## Dataset
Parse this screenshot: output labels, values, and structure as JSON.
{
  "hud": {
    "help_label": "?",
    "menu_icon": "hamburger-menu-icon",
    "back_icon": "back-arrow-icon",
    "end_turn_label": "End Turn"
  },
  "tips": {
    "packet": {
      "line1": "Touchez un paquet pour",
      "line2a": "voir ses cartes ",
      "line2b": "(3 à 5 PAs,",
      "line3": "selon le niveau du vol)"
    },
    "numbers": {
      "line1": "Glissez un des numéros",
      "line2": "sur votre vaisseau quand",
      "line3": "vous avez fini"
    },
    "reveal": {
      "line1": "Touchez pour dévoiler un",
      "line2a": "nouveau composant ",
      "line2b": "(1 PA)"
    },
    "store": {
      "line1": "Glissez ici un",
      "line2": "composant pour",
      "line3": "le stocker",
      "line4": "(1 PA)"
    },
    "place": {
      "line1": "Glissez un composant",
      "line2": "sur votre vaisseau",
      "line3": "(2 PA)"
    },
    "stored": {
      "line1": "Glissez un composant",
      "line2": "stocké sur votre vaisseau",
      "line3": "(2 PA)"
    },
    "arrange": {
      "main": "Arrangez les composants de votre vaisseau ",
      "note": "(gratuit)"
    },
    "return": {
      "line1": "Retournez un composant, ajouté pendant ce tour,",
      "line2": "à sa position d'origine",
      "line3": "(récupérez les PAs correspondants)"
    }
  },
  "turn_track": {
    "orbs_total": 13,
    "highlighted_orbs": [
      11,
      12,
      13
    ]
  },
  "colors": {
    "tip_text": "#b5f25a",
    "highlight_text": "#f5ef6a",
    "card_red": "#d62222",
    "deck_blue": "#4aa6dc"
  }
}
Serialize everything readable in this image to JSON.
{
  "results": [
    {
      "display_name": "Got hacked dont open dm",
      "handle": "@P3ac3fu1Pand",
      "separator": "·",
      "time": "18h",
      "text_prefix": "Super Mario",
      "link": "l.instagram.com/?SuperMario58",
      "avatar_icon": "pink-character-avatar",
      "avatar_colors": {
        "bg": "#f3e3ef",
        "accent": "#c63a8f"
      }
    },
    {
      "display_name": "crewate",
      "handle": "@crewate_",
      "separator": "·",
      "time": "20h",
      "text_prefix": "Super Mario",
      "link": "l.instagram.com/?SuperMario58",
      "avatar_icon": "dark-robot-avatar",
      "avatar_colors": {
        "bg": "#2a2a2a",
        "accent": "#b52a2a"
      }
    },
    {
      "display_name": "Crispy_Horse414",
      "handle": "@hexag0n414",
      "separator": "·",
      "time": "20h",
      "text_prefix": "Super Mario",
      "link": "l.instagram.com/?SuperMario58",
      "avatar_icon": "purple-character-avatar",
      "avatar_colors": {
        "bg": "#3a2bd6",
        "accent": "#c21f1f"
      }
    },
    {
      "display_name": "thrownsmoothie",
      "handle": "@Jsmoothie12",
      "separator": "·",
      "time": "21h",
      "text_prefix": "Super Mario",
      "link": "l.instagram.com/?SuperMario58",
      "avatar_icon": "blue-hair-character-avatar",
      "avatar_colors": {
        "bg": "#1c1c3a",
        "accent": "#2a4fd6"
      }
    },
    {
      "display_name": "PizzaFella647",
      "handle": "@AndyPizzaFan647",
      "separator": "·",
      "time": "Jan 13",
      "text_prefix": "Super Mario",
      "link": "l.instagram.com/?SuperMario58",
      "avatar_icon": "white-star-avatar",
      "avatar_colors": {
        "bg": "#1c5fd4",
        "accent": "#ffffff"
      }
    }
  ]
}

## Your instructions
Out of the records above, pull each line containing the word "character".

## Completed exercise
      "avatar_icon": "pink-character-avatar",
      "avatar_icon": "purple-character-avatar",
      "avatar_icon": "blue-hair-character-avatar",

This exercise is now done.